Aim: There is dearth of research on the mental health correlates of bullying in sub-Saharan Africa. The current study aimed to determine the association between bullying victimization (being bullied) and the presence of emotional and behavioral problems among secondary school students in Lagos, Nigeria.
Study Design and Methods: Using a cross-sectional study design, secondary school students (n=412) completed the Strength and difficulty Questionnaire (SDQ) and the violence and injury module of the Global school-based health survey questionnaire used to assess mental health problems and bullying victimization respectively.
Results: The mean age of the participants was 15.9 (±1.3) years, and 58.9% were males. More than half (56.8%) of the sample had been victims of bullying in the past month. Males experienced significantly higher rates (63.4% vs. 47.4%) of bullying than females (p=0.002). Bullying victimization was significantly associated with the presence of emotional problems (p=0.005), conduct problems (p<0 OR=8.38, CI=3.87-18.14), p=0.002, OR=10.20, C.I=2.32-44.8), p=0.015, xss=removed C.I=1.11-2.56) xss=removed xss=removed>
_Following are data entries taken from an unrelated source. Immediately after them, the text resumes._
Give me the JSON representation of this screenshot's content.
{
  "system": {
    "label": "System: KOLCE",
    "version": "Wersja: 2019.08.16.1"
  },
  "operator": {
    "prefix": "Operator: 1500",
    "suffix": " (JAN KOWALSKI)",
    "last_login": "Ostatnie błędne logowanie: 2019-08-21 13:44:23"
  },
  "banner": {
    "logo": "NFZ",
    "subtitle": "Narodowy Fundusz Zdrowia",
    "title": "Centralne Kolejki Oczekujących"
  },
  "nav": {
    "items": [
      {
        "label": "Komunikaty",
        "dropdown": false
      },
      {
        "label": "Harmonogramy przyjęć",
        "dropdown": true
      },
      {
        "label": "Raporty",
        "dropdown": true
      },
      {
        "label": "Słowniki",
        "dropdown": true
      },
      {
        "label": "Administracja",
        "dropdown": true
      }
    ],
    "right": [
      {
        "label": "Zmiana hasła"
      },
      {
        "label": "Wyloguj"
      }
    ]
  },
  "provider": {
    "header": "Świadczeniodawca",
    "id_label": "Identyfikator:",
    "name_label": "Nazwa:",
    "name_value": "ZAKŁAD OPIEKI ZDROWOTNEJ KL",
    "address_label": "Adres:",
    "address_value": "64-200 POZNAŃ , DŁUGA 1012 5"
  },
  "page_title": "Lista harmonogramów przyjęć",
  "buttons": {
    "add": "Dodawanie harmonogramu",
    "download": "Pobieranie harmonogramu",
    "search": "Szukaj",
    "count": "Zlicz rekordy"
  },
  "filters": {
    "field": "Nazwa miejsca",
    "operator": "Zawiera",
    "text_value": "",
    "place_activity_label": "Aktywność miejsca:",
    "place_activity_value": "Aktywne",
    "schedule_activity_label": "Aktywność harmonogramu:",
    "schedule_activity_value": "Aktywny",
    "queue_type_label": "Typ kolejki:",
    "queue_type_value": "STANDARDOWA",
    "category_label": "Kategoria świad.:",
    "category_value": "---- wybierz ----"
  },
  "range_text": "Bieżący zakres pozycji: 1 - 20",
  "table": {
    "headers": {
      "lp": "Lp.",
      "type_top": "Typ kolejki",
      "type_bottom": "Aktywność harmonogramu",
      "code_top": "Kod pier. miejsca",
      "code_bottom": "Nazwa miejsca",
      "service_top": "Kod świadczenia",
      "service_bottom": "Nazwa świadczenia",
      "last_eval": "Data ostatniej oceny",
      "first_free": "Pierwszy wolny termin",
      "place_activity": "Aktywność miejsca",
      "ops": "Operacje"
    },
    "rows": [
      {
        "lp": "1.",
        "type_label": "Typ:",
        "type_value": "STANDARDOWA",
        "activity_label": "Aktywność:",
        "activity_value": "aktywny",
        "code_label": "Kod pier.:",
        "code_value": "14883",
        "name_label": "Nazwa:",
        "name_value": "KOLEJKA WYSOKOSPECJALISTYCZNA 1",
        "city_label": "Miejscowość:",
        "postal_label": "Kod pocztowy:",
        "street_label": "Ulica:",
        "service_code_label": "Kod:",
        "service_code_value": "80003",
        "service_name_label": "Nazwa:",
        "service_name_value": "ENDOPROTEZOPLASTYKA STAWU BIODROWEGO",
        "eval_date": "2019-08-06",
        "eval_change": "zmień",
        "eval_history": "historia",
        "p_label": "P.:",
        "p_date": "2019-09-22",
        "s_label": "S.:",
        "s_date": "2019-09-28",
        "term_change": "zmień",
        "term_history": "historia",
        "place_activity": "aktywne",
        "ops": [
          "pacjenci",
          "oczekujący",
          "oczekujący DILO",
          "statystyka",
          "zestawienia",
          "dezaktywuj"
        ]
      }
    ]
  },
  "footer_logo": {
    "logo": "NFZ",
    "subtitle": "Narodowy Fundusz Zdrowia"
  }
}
Conclusion: Our findings highlight the need for interventions to prevent and combat bullying, as well as facilitate prompt referral of victims for appropriate mental health assessment